The University of the Philippines College of Education Student Council, in its statement, called the video, “outright irresponsible, insensitive and infuriating.” It adds, in part: “The video narrows down learning into the traditional mode wherein it is only facilitated in the classroom. Moreover, it fails to acknowledge that remote learning is not merely limited to conducting online classes.
“The video also antagonizes teachers by portraying them as harsh and ignorant to the concerns of students. This is a direct insult to educators whose efforts, for the past months, are directed towards adjusting syllabi, curricula, modules, and lesson plans in order to ensure the delivery of quality and compassionate education amidst the pandemic.
“Our teachers do not deserve this disrespect.”
The student council is urging the production team to take down the video.
Meanwhile, the University of Santo Tomas College of Education Student Council, in its statement, has called the video “unsettling and disrespectful.” Their statement also tries to answer the issues pointed out by the video, including the comparison of the streaming services to the tuition fee, which they say are “totally different in nature.” The statement adds that the streaming applications “are intended for entertainment and not solely for education purposes.

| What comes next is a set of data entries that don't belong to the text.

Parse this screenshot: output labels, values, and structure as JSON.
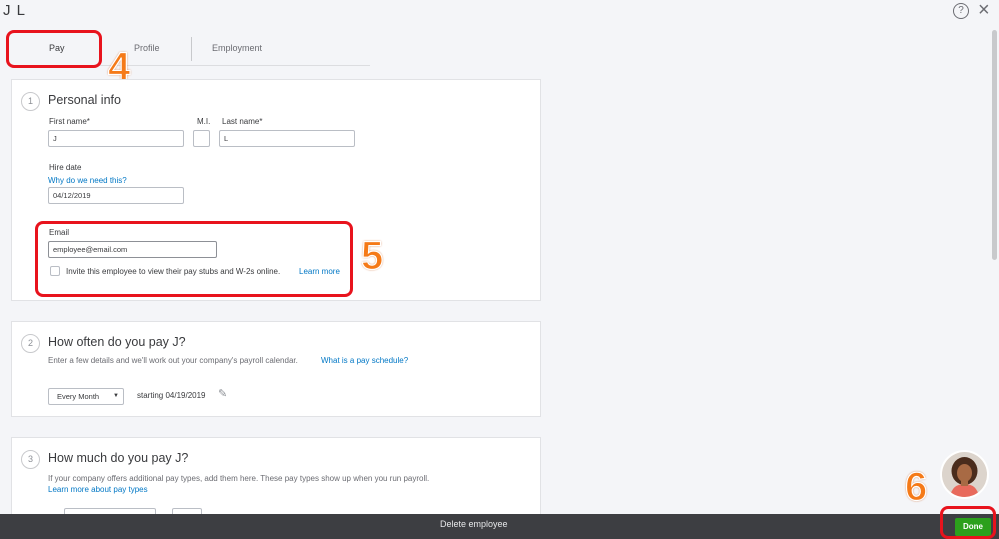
{
  "window": {
    "title": "J L",
    "help_icon": "question-circle-icon",
    "help_glyph": "?",
    "close_icon": "close-icon",
    "close_glyph": "×"
  },
  "tabs": [
    {
      "label": "Pay",
      "active": true
    },
    {
      "label": "Profile",
      "active": false
    },
    {
      "label": "Employment",
      "active": false
    }
  ],
  "annotations": {
    "step4": "4",
    "step5": "5",
    "step6": "6",
    "box_color": "#e8131d",
    "number_color": "#f57a18"
  },
  "personal_info": {
    "step": "1",
    "title": "Personal info",
    "first_name_label": "First name*",
    "first_name_value": "J",
    "mi_label": "M.I.",
    "mi_value": "",
    "last_name_label": "Last name*",
    "last_name_value": "L",
    "hire_date_label": "Hire date",
    "hire_date_link": "Why do we need this?",
    "hire_date_value": "04/12/2019",
    "email_label": "Email",
    "email_value": "employee@email.com",
    "invite_text": "Invite this employee to view their pay stubs and W-2s online.",
    "invite_checked": false,
    "learn_more": "Learn more"
  },
  "pay_schedule": {
    "step": "2",
    "title": "How often do you pay J?",
    "description": "Enter a few details and we'll work out your company's payroll calendar.",
    "link": "What is a pay schedule?",
    "frequency": "Every Month",
    "dropdown_icon": "caret-down-icon",
    "dropdown_glyph": "▼",
    "starting": "starting 04/19/2019",
    "edit_icon": "pencil-icon",
    "edit_glyph": "✎"
  },
  "pay_amount": {
    "step": "3",
    "title": "How much do you pay J?",
    "description": "If your company offers additional pay types, add them here. These pay types show up when you run payroll.",
    "link": "Learn more about pay types"
  },
  "footer": {
    "delete_label": "Delete employee",
    "done_label": "Done",
    "done_color": "#2ca01c"
  },
  "assistant": {
    "avatar_icon": "assistant-avatar-icon"
  }
}
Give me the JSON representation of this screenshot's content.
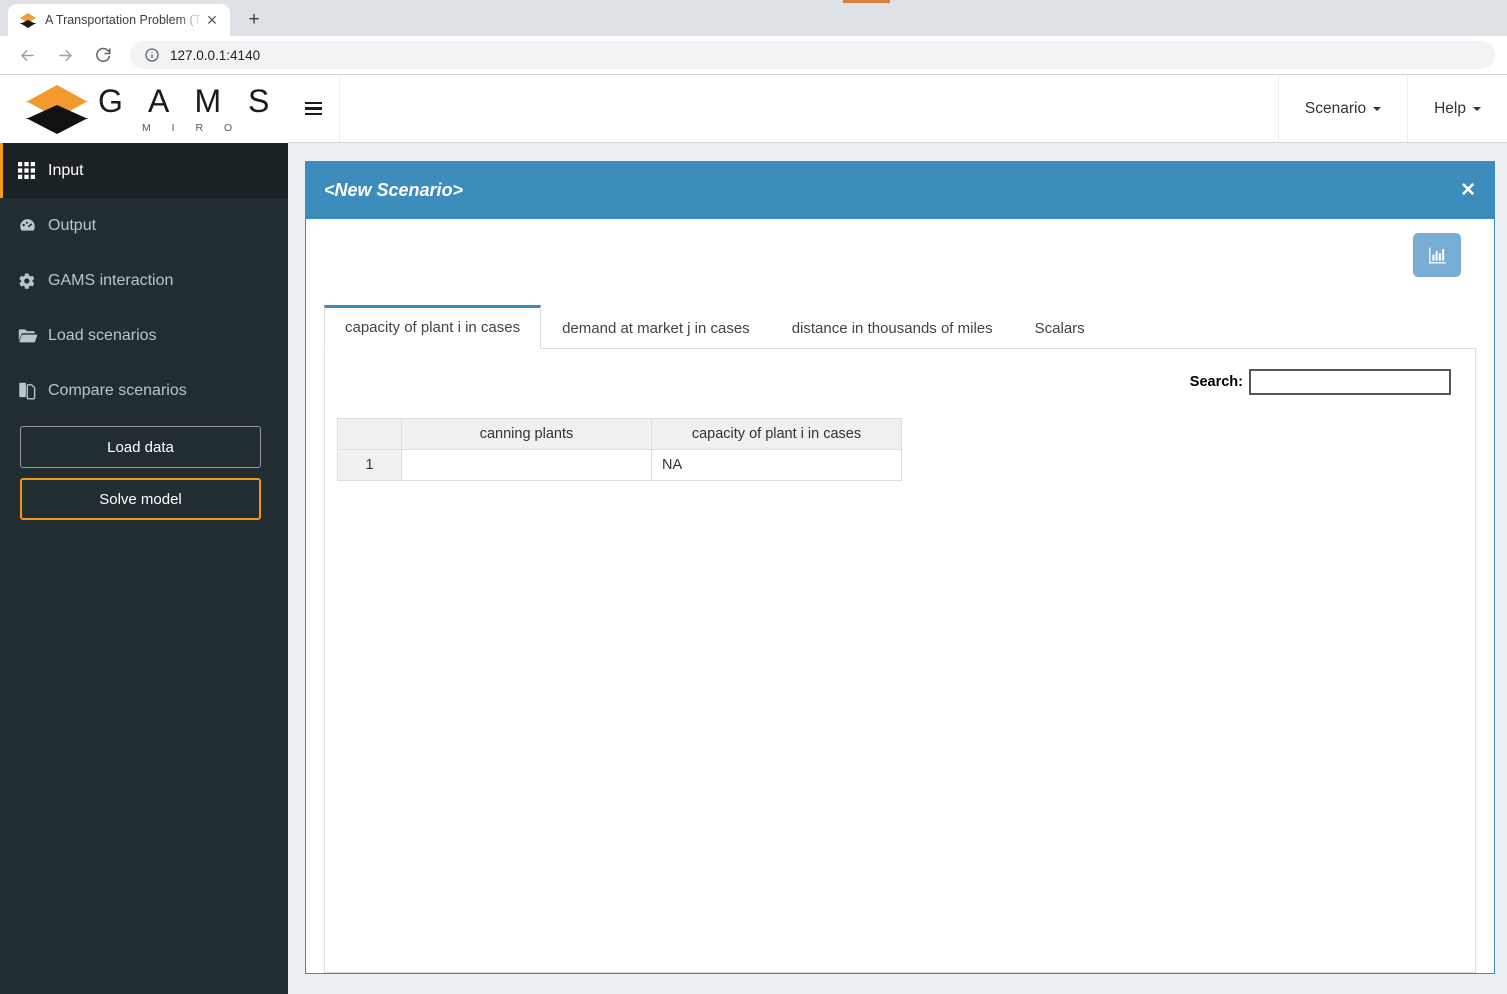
{
  "browser": {
    "tab_title": "A Transportation Problem (TRNSP",
    "tab_close_glyph": "✕",
    "new_tab_glyph": "+",
    "url": "127.0.0.1:4140",
    "back_icon": "back-arrow-icon",
    "forward_icon": "forward-arrow-icon",
    "reload_icon": "reload-icon",
    "info_icon": "site-info-icon"
  },
  "sidebar": {
    "logo": {
      "brand": "G A M S",
      "sub": "M I R O"
    },
    "items": [
      {
        "label": "Input",
        "icon": "grid-icon",
        "active": true
      },
      {
        "label": "Output",
        "icon": "gauge-icon",
        "active": false
      },
      {
        "label": "GAMS interaction",
        "icon": "gear-icon",
        "active": false
      },
      {
        "label": "Load scenarios",
        "icon": "folder-open-icon",
        "active": false
      },
      {
        "label": "Compare scenarios",
        "icon": "copy-files-icon",
        "active": false
      }
    ],
    "buttons": {
      "load_data": "Load data",
      "solve_model": "Solve model"
    },
    "colors": {
      "bg": "#222d32",
      "active_bg": "#1a2226",
      "accent": "#f0951b",
      "text": "#b8c7ce"
    }
  },
  "topnav": {
    "menu_toggle_icon": "hamburger-icon",
    "scenario_label": "Scenario",
    "help_label": "Help"
  },
  "scenario_panel": {
    "title": "<New Scenario>",
    "close_glyph": "✕",
    "chart_button_icon": "bar-chart-icon",
    "accent_color": "#3c8dbc",
    "tabs": [
      {
        "label": "capacity of plant i in cases",
        "active": true
      },
      {
        "label": "demand at market j in cases",
        "active": false
      },
      {
        "label": "distance in thousands of miles",
        "active": false
      },
      {
        "label": "Scalars",
        "active": false
      }
    ],
    "search": {
      "label": "Search:",
      "value": "",
      "placeholder": ""
    },
    "table": {
      "columns": [
        "",
        "canning plants",
        "capacity of plant i in cases"
      ],
      "rows": [
        {
          "index": "1",
          "canning_plant": "",
          "capacity": "NA"
        }
      ]
    }
  }
}
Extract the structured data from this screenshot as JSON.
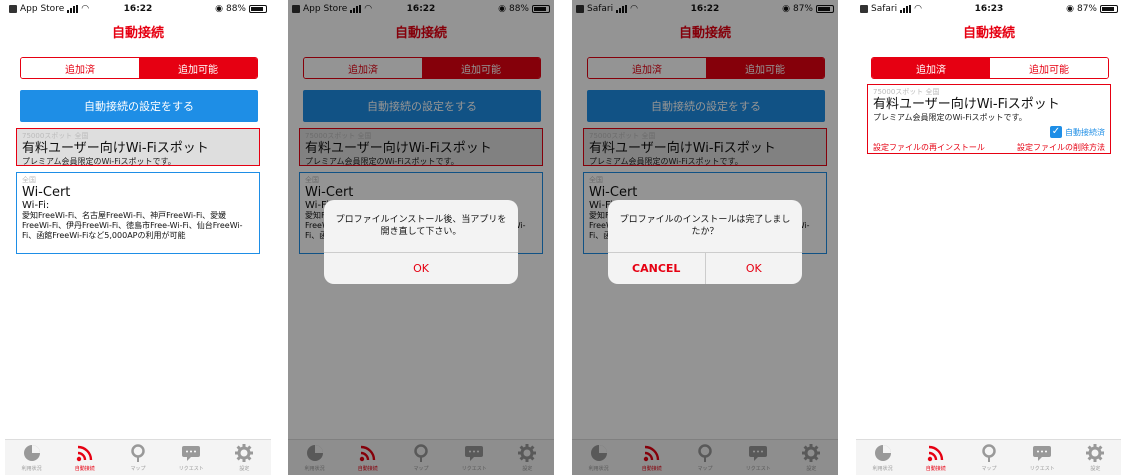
{
  "tabs": [
    {
      "label": "利用状況",
      "icon": "pie-chart-icon"
    },
    {
      "label": "自動接続",
      "icon": "wifi-signal-icon"
    },
    {
      "label": "マップ",
      "icon": "map-pin-icon"
    },
    {
      "label": "リクエスト",
      "icon": "chat-bubble-icon"
    },
    {
      "label": "設定",
      "icon": "gear-icon"
    }
  ],
  "accent_color": "#e60012",
  "blue_color": "#1e8ee6",
  "screens": [
    {
      "status": {
        "carrier": "App Store",
        "time": "16:22",
        "battery": "88%",
        "battery_level": 0.88
      },
      "title": "自動接続",
      "segment": {
        "left": "追加済",
        "right": "追加可能"
      },
      "setup_button": "自動接続の設定をする",
      "card1": {
        "meta": "75000スポット 全国",
        "title": "有料ユーザー向けWi-Fiスポット",
        "sub": "プレミアム会員限定のWi-Fiスポットです。"
      },
      "card2": {
        "meta": "全国",
        "title": "Wi-Cert",
        "wifi_label": "Wi-Fi:",
        "body": "愛知FreeWi-Fi、名古屋FreeWi-Fi、神戸FreeWi-Fi、愛媛FreeWi-Fi、伊丹FreeWi-Fi、徳島市Free-Wi-Fi、仙台FreeWi-Fi、函館FreeWi-Fiなど5,000APの利用が可能"
      }
    },
    {
      "status": {
        "carrier": "App Store",
        "time": "16:22",
        "battery": "88%",
        "battery_level": 0.88
      },
      "alert": {
        "message": "プロファイルインストール後、当アプリを開き直して下さい。",
        "ok": "OK"
      }
    },
    {
      "status": {
        "carrier": "Safari",
        "time": "16:22",
        "battery": "87%",
        "battery_level": 0.87
      },
      "alert": {
        "message": "プロファイルのインストールは完了しましたか？",
        "cancel": "CANCEL",
        "ok": "OK"
      }
    },
    {
      "status": {
        "carrier": "Safari",
        "time": "16:23",
        "battery": "87%",
        "battery_level": 0.87
      },
      "title": "自動接続",
      "segment": {
        "left": "追加済",
        "right": "追加可能"
      },
      "card1": {
        "meta": "75000スポット 全国",
        "title": "有料ユーザー向けWi-Fiスポット",
        "sub": "プレミアム会員限定のWi-Fiスポットです。",
        "checkbox_label": "自動接続済",
        "reinstall": "設定ファイルの再インストール",
        "delete": "設定ファイルの削除方法"
      }
    }
  ]
}
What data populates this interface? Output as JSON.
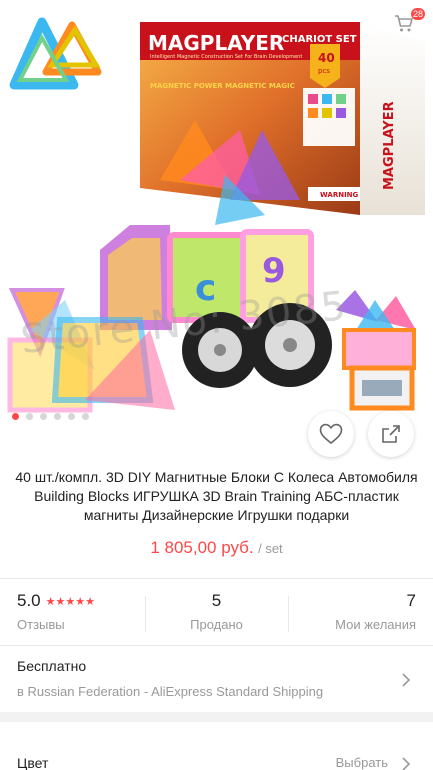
{
  "header": {
    "back_icon": "chevron-left-icon",
    "cart_icon": "cart-icon",
    "cart_count": "28"
  },
  "gallery": {
    "image_count": 6,
    "active_index": 0,
    "box_brand": "MAGPLAYER",
    "box_subtitle": "CHARIOT SET",
    "box_pieces": "40",
    "box_pieces_unit": "pcs",
    "box_tagline": "Intelligent Magnetic Construction Set For Brain Development",
    "box_power": "MAGNETIC POWER MAGNETIC MAGIC",
    "box_warning": "WARNING",
    "block_letter_c": "c",
    "block_digit_9": "9",
    "watermark": "Store No: 3085"
  },
  "actions": {
    "wishlist_icon": "heart-icon",
    "share_icon": "share-icon"
  },
  "product": {
    "title": "40 шт./компл. 3D DIY Магнитные Блоки С Колеса Автомобиля Building Blocks ИГРУШКА 3D Brain Training АБС-пластик магниты Дизайнерские Игрушки подарки",
    "price": "1 805,00 руб.",
    "price_unit": "/ set"
  },
  "stats": {
    "rating_value": "5.0",
    "rating_stars": "★★★★★",
    "rating_label": "Отзывы",
    "sold_value": "5",
    "sold_label": "Продано",
    "wish_value": "7",
    "wish_label": "Мои желания"
  },
  "shipping": {
    "title": "Бесплатно",
    "detail": "в Russian Federation - AliExpress Standard Shipping"
  },
  "color": {
    "label": "Цвет",
    "action": "Выбрать"
  },
  "colors": {
    "accent": "#ff4747",
    "muted": "#999999"
  }
}
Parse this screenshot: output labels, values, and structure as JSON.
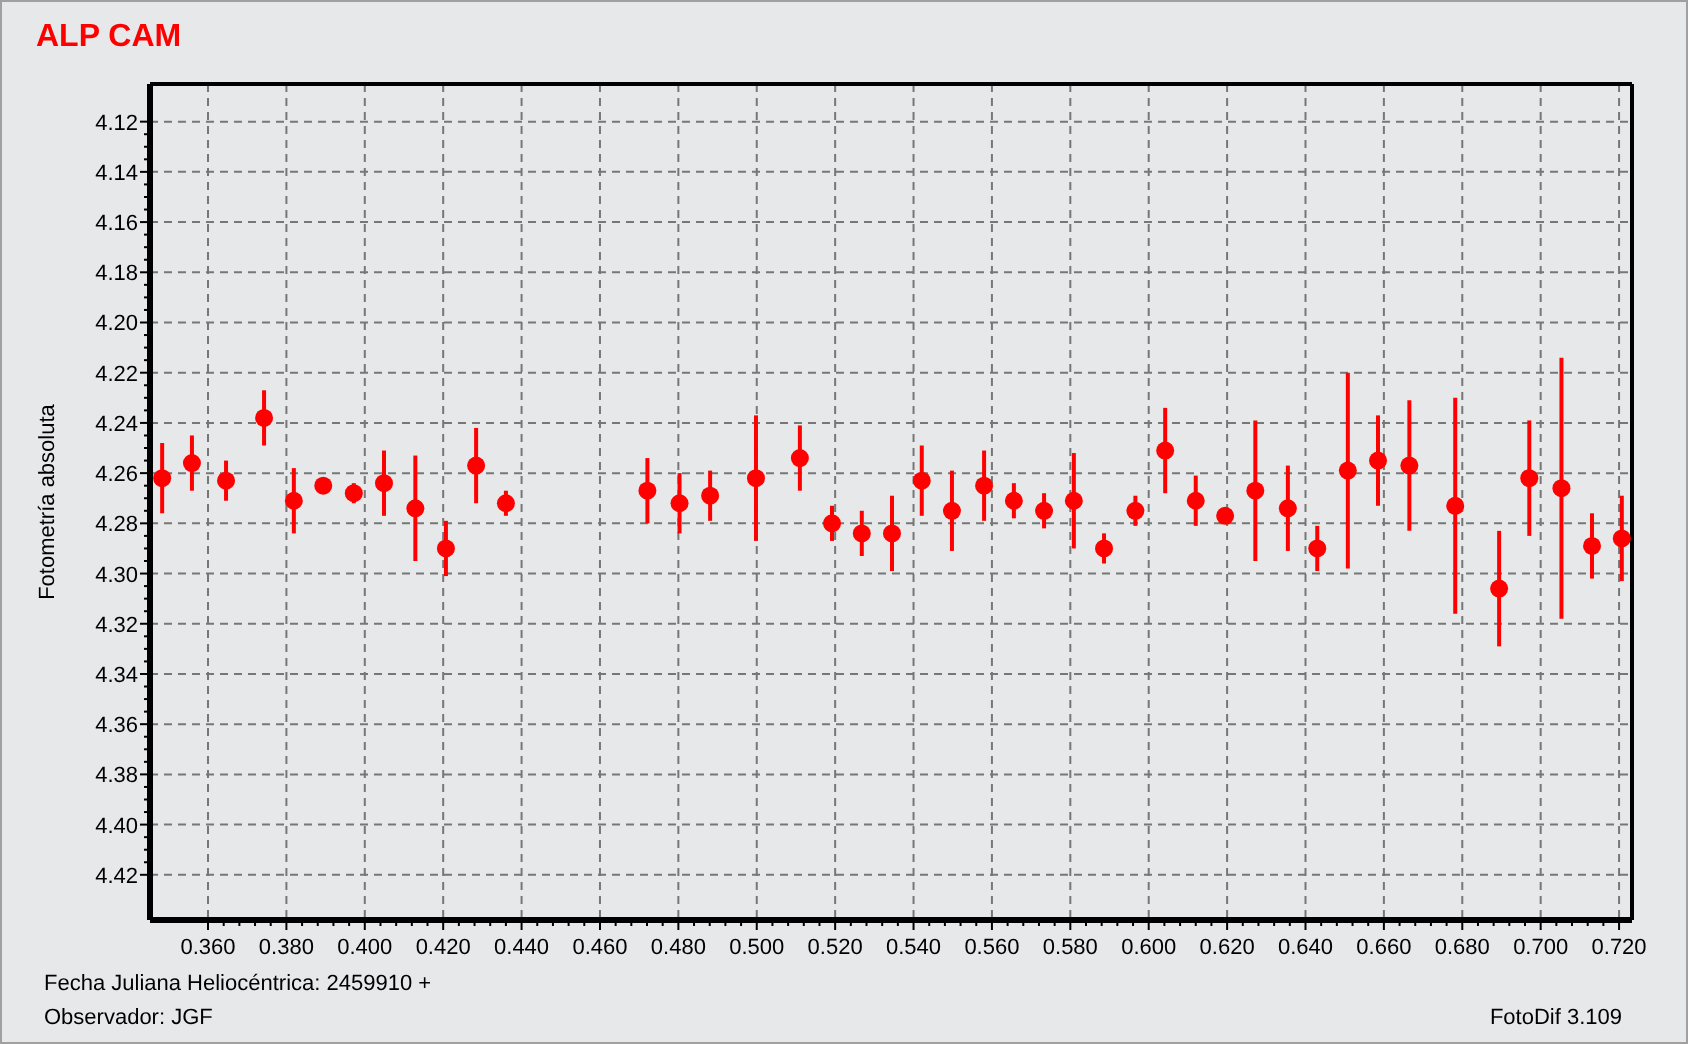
{
  "title": "ALP CAM",
  "chart": {
    "chart_data": {
      "type": "scatter",
      "ylabel": "Fotometría absoluta",
      "xlabel": "Fecha Juliana Heliocéntrica: 2459910 +",
      "xlim": [
        0.3452,
        0.7233
      ],
      "ylim": [
        4.438,
        4.105
      ],
      "grid": true,
      "xticks": [
        {
          "value": 0.36,
          "label": "0.360"
        },
        {
          "value": 0.38,
          "label": "0.380"
        },
        {
          "value": 0.4,
          "label": "0.400"
        },
        {
          "value": 0.42,
          "label": "0.420"
        },
        {
          "value": 0.44,
          "label": "0.440"
        },
        {
          "value": 0.46,
          "label": "0.460"
        },
        {
          "value": 0.48,
          "label": "0.480"
        },
        {
          "value": 0.5,
          "label": "0.500"
        },
        {
          "value": 0.52,
          "label": "0.520"
        },
        {
          "value": 0.54,
          "label": "0.540"
        },
        {
          "value": 0.56,
          "label": "0.560"
        },
        {
          "value": 0.58,
          "label": "0.580"
        },
        {
          "value": 0.6,
          "label": "0.600"
        },
        {
          "value": 0.62,
          "label": "0.620"
        },
        {
          "value": 0.64,
          "label": "0.640"
        },
        {
          "value": 0.66,
          "label": "0.660"
        },
        {
          "value": 0.68,
          "label": "0.680"
        },
        {
          "value": 0.7,
          "label": "0.700"
        },
        {
          "value": 0.72,
          "label": "0.720"
        }
      ],
      "yticks": [
        {
          "value": 4.12,
          "label": "4.12"
        },
        {
          "value": 4.14,
          "label": "4.14"
        },
        {
          "value": 4.16,
          "label": "4.16"
        },
        {
          "value": 4.18,
          "label": "4.18"
        },
        {
          "value": 4.2,
          "label": "4.20"
        },
        {
          "value": 4.22,
          "label": "4.22"
        },
        {
          "value": 4.24,
          "label": "4.24"
        },
        {
          "value": 4.26,
          "label": "4.26"
        },
        {
          "value": 4.28,
          "label": "4.28"
        },
        {
          "value": 4.3,
          "label": "4.30"
        },
        {
          "value": 4.32,
          "label": "4.32"
        },
        {
          "value": 4.34,
          "label": "4.34"
        },
        {
          "value": 4.36,
          "label": "4.36"
        },
        {
          "value": 4.38,
          "label": "4.38"
        },
        {
          "value": 4.4,
          "label": "4.40"
        },
        {
          "value": 4.42,
          "label": "4.42"
        }
      ],
      "x": [
        0.3483,
        0.3559,
        0.3646,
        0.3743,
        0.3819,
        0.3894,
        0.3972,
        0.4049,
        0.4129,
        0.4207,
        0.4284,
        0.436,
        0.4721,
        0.4803,
        0.4881,
        0.4998,
        0.511,
        0.5192,
        0.5268,
        0.5345,
        0.5421,
        0.5498,
        0.558,
        0.5656,
        0.5733,
        0.5809,
        0.5886,
        0.5966,
        0.6042,
        0.612,
        0.6195,
        0.6272,
        0.6355,
        0.643,
        0.6508,
        0.6585,
        0.6665,
        0.6782,
        0.6894,
        0.6971,
        0.7053,
        0.7131,
        0.7207
      ],
      "series": [
        {
          "color": "#ff0000",
          "values": [
            4.262,
            4.256,
            4.263,
            4.238,
            4.271,
            4.265,
            4.268,
            4.264,
            4.274,
            4.29,
            4.257,
            4.272,
            4.267,
            4.272,
            4.269,
            4.262,
            4.254,
            4.28,
            4.284,
            4.284,
            4.263,
            4.275,
            4.265,
            4.271,
            4.275,
            4.271,
            4.29,
            4.275,
            4.251,
            4.271,
            4.277,
            4.267,
            4.274,
            4.29,
            4.259,
            4.255,
            4.257,
            4.273,
            4.306,
            4.262,
            4.266,
            4.289,
            4.286
          ],
          "errors": [
            0.014,
            0.011,
            0.008,
            0.011,
            0.013,
            0.002,
            0.004,
            0.013,
            0.021,
            0.011,
            0.015,
            0.005,
            0.013,
            0.012,
            0.01,
            0.025,
            0.013,
            0.007,
            0.009,
            0.015,
            0.014,
            0.016,
            0.014,
            0.007,
            0.007,
            0.019,
            0.006,
            0.006,
            0.017,
            0.01,
            0.003,
            0.028,
            0.017,
            0.009,
            0.039,
            0.018,
            0.026,
            0.043,
            0.023,
            0.023,
            0.052,
            0.013,
            0.017
          ]
        }
      ]
    }
  },
  "footer": {
    "observer": "Observador: JGF",
    "software": "FotoDif 3.109"
  }
}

We believe that schools are strategically planning on the said fees to be paid upon enrollment.”
Yap has spoken about the issue on Twitter, and remains unapologetic. The now-deleted statement (but this is the Internet, so barely anything stays deleted), says, written as is, “Basta Ako, Wala akong naging Teacher na iyakin. lahat ng naging teacher ko—matibay ang loob, hindi nanunumbat ng tungkulin at pinaghihirapan; at hindi umaaray kung hindi natatamaan.
“Huwag ka magTeacher kung makitid ang utak mo, kung manipis ang balat mo, at kung hindi mo kayang tanggapin na bahagi ka man o hindi.
May mali sa sistema.
Exaggeration has been a tool used by many creators to drive home a point. In fact, Yap has used this in many of his projects, to positive reviews. The original version of Jowable—where a lady, beer in hand, goes to church and justifies loudly to God why she deserves a boyfriend—received a lot of laughs, despite questions from religious groups. In ‘Online Class’ the trick still works—at least a couple of times.
But the target of the exaggeration is the issue here, which in this case is the hapless teacher whose duty it is to instill order in a situation that demands it. ‘Online Class’ is a poorly written critique of what it aims to criticize—an education system that could have been more prepared, could have been more sensitive to the needs of the larger public. The film is so poorly written it ends up putting the person it is trying to defend in a bad light.
And what’s with Yap saying people are plain “iyakin”? Heck, most of us have cried, or have learned to cry, during this pandemic—what with the loss of jobs, income, loved ones. We know for sure that many teachers are just trying their darned best just to give their students the best education possible, in the most decent conditions, despite the odds. So, yeah, there’s really no need to kick teachers further to the ground just to provoke people’s sensibilities. That’s not art. That’s kacheapan.